I'm way behind on my podcast listening too because I keep getting recommendations for new (or as yet undiscovered by me) ones. I am intrigued by your description of David Warlick's conversational podcast. I am definitely going to have to check that out!

David Warlick said...


I'm glad that you enjoyed the conversation. It's an interesting way to handle a conference session, but it holds the potential of peril for the presenter ;-)

I apologize for the problems with the Connect Learning blog. It happened when I moved everything over to the new server, and I need to take the time to upgrade the blogging software. Anyway, for your listeners, you can get directly to the audio file at:

Mrs Moffat said...

Sometimes when you put the 'C' in the ICT you have to go out on a limb. The presenter in this instance was obviously aware of potential peril and prepared, or just knew his stuff. Wish I'd got to Elive! Knowledge is power. The 'C' in ICT is communication, conversation, if you like, but then conversation is....Reflects some of the stuff that goes on in my classroom, but then I picked that up from hanging on others' coat tails. Do the conversation thing with children and be astonished!!!!If you are listening! So why should we as adults be surprised?

David said...

Hello David

Thanks for giving us this link David and thanks again for all the stuff you produce.

Hello Mrs Moffat

Listening - yes!
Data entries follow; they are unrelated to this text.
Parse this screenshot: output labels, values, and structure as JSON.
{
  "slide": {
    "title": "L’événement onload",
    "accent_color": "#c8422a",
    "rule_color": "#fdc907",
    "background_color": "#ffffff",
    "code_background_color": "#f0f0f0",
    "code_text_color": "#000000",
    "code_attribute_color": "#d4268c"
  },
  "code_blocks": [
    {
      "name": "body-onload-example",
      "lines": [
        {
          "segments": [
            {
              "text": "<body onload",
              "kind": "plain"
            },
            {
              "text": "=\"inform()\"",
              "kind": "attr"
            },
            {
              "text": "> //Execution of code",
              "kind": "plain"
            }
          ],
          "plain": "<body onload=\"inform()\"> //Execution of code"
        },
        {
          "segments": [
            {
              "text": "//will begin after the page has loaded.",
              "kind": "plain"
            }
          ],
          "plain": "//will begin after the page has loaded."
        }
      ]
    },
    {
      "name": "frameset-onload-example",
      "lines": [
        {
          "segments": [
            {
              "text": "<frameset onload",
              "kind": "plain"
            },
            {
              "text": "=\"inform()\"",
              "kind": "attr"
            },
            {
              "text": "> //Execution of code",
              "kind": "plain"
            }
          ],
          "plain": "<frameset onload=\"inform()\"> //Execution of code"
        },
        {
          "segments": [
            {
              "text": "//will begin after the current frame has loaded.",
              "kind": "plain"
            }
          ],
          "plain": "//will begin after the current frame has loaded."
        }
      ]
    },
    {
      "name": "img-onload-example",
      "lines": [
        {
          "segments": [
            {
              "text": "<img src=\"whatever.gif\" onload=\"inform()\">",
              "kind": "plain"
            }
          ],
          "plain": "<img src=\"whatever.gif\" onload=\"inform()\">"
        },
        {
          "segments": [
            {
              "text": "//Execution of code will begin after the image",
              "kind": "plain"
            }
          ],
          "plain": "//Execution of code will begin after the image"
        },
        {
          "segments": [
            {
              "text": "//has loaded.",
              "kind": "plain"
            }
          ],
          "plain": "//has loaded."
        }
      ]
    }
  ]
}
One of the most common faults I see in student teachers is that they lapse into lecture mode. They talk at the pupils rather than with them.